**Exercise aim**
For each line below that contains the word "this", return that line.

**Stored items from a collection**
• • • • • • •

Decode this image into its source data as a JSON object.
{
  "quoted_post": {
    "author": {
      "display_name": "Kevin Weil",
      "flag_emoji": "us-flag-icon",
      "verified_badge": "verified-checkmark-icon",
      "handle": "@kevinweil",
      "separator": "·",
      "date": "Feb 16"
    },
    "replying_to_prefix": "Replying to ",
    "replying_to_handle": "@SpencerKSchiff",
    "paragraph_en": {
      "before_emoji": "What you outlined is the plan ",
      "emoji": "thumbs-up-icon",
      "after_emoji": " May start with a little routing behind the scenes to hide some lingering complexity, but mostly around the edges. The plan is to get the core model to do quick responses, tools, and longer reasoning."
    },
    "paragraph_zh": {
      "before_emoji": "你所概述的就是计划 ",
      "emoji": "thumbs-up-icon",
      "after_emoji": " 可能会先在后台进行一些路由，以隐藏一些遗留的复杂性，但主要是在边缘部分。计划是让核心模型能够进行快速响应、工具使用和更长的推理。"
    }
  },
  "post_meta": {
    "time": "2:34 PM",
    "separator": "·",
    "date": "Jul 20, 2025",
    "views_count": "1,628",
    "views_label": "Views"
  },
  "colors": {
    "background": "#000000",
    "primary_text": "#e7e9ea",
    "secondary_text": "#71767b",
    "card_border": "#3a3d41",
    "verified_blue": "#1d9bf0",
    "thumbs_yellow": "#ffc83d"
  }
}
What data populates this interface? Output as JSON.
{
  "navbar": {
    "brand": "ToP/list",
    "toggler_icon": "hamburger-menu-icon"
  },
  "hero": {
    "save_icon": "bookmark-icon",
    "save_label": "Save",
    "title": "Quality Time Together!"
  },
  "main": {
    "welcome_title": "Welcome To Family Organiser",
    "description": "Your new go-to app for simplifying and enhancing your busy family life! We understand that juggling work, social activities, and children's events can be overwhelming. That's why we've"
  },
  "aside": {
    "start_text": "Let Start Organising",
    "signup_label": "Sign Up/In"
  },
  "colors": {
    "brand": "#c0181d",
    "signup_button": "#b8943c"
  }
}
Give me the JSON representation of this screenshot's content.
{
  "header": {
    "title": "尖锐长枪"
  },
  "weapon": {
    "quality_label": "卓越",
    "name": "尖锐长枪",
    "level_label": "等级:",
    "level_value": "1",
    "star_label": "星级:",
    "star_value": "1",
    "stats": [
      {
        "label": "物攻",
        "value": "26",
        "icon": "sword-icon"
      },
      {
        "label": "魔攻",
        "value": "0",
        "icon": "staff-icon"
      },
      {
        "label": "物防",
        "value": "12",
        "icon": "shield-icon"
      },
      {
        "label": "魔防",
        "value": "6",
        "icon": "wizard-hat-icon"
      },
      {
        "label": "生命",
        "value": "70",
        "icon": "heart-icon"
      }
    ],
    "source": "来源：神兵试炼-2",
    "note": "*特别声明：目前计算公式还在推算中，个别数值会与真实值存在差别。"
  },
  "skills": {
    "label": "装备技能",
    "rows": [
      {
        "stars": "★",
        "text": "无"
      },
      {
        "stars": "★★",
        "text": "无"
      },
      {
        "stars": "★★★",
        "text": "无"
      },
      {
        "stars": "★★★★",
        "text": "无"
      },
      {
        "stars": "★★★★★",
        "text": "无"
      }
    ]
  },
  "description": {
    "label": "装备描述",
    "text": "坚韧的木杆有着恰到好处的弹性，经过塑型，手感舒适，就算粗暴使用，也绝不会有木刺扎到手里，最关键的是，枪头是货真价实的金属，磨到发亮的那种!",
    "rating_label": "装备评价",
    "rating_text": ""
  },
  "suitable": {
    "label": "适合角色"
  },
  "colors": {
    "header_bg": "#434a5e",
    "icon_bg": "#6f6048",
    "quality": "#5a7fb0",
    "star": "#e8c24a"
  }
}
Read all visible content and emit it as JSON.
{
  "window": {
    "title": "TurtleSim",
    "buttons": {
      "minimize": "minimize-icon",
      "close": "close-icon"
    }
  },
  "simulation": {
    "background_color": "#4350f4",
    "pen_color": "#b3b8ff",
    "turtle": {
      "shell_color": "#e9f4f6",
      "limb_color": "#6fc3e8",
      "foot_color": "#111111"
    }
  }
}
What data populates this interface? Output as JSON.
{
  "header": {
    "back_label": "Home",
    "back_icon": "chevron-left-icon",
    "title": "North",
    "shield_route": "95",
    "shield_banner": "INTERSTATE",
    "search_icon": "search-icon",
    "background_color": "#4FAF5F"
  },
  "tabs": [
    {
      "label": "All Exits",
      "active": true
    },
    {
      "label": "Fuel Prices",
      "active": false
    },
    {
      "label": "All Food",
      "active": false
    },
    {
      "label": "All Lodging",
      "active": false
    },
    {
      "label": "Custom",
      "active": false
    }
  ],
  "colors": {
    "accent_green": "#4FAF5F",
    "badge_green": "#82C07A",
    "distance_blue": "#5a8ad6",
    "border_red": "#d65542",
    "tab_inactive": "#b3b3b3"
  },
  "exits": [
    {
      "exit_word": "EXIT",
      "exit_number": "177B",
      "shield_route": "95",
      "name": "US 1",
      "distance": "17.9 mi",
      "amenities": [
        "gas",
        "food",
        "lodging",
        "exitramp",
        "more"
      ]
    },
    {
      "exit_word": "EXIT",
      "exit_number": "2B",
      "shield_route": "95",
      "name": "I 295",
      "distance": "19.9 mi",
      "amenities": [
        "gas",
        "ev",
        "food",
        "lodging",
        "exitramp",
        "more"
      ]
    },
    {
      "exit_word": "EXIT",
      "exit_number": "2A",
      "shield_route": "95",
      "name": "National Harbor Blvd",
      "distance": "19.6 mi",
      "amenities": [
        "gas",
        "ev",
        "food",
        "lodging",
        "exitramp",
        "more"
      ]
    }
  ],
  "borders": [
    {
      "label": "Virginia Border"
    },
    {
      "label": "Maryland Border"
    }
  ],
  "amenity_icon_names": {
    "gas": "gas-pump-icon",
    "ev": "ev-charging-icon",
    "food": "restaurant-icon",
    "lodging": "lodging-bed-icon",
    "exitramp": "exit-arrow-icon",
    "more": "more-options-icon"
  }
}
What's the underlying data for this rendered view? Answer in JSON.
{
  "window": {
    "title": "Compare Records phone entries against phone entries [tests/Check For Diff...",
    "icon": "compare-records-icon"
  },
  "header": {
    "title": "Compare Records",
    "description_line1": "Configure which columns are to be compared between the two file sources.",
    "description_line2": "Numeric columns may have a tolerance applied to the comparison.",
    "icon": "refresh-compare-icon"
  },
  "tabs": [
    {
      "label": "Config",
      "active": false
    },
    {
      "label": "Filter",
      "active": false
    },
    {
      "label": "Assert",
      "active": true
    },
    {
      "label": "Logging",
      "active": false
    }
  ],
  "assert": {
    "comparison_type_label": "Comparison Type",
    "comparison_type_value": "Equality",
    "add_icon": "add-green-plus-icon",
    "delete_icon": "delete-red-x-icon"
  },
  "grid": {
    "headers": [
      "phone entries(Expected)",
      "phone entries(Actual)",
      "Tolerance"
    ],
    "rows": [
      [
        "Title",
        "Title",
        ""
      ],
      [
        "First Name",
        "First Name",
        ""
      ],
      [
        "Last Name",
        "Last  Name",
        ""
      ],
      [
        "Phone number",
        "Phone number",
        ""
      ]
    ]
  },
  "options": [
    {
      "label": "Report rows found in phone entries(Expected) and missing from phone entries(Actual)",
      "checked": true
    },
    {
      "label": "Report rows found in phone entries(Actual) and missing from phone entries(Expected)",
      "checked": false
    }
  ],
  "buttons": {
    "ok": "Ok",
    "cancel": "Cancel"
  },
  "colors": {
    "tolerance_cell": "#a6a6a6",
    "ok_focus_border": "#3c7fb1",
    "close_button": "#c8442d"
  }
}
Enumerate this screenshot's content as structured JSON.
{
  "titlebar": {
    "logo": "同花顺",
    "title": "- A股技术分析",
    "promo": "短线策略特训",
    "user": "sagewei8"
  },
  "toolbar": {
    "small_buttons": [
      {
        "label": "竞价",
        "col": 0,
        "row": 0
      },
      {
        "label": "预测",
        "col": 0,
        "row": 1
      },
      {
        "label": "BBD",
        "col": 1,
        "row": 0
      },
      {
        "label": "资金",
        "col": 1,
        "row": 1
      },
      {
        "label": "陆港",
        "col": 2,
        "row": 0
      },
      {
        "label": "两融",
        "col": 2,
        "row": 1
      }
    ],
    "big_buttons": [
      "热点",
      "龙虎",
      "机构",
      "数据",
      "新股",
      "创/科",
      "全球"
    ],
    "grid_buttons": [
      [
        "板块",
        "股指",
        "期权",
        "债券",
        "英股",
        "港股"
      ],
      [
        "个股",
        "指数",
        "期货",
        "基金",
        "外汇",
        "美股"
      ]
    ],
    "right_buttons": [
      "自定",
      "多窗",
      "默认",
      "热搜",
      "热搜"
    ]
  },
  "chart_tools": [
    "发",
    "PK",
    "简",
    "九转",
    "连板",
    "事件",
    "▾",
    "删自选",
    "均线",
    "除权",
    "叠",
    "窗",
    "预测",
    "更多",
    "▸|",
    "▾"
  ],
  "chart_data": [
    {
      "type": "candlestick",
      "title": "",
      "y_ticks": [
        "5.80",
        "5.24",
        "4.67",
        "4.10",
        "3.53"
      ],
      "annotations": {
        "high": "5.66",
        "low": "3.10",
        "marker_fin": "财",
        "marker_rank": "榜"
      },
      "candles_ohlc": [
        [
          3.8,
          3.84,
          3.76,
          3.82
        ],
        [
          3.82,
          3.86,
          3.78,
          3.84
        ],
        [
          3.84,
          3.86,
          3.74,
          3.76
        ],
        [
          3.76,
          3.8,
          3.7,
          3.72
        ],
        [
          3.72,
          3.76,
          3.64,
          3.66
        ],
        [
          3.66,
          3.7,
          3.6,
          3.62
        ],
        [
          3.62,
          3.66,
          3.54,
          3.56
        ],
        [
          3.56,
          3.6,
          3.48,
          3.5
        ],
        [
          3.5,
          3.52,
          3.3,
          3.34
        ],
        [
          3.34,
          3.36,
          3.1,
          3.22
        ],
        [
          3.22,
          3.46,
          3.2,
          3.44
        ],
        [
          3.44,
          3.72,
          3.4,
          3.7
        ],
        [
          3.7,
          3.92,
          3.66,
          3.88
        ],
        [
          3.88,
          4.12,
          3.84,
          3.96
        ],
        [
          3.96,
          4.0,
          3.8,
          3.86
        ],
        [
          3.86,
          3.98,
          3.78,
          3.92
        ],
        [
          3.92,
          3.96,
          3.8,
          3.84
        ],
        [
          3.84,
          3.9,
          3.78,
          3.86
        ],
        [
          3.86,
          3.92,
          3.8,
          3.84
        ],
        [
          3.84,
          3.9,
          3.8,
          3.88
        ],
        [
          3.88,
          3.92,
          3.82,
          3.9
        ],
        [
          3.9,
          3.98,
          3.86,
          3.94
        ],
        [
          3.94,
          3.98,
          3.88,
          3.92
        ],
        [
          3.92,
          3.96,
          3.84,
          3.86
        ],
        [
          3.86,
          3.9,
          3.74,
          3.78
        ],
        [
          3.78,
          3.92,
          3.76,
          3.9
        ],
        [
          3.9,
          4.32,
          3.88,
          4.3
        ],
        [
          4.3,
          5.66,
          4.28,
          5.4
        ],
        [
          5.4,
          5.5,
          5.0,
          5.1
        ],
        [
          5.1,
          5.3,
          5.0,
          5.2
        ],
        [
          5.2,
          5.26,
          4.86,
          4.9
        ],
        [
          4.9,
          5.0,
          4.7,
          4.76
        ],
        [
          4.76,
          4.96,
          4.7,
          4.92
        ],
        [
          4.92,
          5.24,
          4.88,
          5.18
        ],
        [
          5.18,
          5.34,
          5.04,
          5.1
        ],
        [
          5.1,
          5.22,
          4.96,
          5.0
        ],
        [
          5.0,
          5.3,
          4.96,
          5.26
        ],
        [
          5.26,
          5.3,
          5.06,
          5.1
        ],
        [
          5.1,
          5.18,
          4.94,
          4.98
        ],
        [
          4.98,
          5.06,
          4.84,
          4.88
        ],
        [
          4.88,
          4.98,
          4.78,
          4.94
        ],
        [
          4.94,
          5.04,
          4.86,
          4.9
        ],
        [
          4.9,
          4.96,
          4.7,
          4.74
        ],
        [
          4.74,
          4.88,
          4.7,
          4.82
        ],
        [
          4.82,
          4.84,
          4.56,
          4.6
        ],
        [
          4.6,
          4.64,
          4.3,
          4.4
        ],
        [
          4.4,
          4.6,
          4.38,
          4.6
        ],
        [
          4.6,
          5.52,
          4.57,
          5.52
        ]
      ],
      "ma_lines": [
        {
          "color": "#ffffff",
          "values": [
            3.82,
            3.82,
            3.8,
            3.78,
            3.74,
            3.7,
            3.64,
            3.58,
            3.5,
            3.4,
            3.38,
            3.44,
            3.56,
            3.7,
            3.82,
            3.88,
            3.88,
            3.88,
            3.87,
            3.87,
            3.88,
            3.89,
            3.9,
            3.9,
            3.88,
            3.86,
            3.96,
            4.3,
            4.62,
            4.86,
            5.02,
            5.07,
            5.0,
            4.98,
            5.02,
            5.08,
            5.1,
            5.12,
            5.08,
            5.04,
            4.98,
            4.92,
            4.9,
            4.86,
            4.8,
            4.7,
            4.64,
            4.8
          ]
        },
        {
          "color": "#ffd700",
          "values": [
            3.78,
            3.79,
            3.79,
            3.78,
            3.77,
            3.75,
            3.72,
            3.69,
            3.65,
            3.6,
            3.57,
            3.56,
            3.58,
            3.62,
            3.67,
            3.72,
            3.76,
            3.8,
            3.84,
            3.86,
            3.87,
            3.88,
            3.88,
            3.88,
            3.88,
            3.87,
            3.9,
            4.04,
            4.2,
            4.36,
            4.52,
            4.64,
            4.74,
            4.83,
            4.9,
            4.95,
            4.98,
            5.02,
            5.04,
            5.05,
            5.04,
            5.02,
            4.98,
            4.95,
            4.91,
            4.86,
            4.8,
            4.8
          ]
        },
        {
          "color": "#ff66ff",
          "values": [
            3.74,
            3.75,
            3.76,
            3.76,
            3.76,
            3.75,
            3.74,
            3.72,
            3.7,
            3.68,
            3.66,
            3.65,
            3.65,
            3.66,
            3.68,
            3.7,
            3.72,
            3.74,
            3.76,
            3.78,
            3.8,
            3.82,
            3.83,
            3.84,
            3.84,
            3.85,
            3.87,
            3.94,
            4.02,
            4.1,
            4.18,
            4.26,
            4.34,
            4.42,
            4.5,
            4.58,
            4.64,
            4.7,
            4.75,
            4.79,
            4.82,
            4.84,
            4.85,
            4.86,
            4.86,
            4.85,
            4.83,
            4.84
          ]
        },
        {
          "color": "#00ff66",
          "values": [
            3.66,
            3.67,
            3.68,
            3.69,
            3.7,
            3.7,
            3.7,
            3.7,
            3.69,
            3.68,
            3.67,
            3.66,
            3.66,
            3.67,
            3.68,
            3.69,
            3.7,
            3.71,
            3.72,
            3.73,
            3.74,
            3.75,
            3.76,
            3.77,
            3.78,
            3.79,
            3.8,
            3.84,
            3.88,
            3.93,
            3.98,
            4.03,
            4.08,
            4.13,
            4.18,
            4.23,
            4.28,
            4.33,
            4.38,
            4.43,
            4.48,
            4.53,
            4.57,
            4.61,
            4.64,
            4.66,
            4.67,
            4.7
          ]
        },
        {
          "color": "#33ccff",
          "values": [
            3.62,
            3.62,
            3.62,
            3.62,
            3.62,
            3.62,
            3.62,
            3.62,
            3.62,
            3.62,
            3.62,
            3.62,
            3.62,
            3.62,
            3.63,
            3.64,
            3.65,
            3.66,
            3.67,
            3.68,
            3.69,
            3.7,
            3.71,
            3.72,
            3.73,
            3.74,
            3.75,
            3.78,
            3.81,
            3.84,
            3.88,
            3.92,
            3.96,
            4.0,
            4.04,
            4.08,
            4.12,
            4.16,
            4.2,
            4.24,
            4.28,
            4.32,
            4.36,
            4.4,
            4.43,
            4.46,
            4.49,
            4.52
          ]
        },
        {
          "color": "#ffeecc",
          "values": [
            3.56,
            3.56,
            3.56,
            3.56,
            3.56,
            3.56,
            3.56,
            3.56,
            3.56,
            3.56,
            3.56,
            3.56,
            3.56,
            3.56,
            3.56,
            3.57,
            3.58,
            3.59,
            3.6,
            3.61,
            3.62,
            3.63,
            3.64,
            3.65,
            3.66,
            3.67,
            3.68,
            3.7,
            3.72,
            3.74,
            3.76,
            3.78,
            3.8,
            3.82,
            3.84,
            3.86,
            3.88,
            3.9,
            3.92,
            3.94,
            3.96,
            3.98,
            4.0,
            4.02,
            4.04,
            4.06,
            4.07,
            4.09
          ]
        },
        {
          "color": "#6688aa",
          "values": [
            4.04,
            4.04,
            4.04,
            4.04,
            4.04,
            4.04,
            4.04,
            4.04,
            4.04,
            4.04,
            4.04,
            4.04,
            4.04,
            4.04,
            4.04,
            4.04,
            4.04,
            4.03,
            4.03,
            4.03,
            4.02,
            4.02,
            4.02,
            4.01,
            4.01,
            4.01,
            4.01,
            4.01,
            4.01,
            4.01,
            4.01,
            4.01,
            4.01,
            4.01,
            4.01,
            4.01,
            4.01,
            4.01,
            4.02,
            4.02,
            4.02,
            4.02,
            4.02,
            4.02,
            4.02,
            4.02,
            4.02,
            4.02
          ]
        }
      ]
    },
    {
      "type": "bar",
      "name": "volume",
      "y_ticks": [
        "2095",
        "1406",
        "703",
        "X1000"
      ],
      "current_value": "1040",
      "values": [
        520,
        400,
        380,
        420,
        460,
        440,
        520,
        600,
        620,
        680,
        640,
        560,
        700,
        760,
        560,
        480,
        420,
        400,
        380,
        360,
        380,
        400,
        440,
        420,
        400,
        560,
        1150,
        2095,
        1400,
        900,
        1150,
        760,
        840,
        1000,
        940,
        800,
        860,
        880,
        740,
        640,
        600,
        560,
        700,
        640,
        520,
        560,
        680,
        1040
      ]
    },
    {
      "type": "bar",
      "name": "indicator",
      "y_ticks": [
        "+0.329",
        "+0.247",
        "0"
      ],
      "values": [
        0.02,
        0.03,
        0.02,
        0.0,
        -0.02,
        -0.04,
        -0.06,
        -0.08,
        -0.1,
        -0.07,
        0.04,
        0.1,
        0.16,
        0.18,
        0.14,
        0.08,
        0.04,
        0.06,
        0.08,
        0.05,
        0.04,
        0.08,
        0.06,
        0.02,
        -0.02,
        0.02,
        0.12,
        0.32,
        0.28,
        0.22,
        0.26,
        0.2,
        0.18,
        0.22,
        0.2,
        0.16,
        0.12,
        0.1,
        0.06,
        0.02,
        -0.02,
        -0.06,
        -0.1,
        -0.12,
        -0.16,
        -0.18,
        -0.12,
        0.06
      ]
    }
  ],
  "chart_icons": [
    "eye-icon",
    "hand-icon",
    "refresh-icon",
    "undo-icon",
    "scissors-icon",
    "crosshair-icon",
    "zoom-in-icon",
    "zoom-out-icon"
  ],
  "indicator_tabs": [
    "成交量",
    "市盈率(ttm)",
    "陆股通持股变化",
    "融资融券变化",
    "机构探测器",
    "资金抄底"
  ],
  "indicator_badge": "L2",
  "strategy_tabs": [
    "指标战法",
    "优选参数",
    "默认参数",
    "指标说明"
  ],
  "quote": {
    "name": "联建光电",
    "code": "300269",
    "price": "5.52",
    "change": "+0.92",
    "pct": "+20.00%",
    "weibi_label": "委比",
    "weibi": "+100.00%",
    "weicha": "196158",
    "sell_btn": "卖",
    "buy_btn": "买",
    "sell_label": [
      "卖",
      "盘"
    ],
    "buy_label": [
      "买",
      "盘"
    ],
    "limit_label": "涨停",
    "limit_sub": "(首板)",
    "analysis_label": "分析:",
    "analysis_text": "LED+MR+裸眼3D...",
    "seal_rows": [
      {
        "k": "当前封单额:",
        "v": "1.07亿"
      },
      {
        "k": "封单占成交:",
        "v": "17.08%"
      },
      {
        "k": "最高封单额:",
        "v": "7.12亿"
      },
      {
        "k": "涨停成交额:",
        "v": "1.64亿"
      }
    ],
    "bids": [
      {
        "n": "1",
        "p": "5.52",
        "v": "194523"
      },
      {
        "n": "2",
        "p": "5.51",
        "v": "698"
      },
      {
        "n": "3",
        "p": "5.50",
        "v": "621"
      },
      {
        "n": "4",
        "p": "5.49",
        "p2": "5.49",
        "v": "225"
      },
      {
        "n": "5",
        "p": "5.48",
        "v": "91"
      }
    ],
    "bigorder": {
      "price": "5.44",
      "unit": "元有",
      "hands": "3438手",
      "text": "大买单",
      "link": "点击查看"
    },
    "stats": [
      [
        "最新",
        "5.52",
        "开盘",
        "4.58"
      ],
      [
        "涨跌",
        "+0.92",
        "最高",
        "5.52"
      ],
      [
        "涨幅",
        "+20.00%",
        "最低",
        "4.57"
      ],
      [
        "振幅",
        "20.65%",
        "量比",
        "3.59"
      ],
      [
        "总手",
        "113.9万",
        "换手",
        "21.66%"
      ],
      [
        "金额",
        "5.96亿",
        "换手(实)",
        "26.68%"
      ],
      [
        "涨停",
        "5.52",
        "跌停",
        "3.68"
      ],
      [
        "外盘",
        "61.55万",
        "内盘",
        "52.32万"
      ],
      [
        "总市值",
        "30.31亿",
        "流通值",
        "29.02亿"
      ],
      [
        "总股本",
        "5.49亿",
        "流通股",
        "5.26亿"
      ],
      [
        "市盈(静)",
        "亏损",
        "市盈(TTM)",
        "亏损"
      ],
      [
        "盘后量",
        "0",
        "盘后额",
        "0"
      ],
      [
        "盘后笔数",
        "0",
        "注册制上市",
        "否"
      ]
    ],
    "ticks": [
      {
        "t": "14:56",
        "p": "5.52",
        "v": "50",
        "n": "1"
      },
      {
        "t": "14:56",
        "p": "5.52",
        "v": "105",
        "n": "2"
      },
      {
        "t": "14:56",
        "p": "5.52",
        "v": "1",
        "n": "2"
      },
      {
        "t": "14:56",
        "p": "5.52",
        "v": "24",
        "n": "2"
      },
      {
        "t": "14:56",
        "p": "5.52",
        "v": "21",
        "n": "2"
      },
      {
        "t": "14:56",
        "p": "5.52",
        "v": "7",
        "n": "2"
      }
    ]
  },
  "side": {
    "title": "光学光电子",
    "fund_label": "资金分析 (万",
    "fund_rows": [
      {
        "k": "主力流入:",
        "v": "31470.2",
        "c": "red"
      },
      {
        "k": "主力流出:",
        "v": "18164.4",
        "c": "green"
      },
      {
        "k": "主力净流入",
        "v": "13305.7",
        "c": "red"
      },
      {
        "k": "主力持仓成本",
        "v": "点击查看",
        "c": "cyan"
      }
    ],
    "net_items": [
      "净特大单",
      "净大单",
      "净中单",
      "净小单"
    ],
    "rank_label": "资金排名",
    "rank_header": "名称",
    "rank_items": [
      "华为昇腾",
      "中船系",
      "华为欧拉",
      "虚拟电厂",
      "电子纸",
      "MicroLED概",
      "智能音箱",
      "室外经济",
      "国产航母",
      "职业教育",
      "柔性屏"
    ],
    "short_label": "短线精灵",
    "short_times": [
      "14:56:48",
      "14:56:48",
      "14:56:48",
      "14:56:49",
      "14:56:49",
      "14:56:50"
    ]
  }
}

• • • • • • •

**Response box**
Decode this image into its source data as a JSON object.
What data populates this interface? Output as JSON.
Give me the JSON representation of this screenshot's content.
What data populates this interface? Output as JSON.
What's the underlying data for this rendered view? Answer in JSON.
Enumerate this screenshot's content as structured JSON.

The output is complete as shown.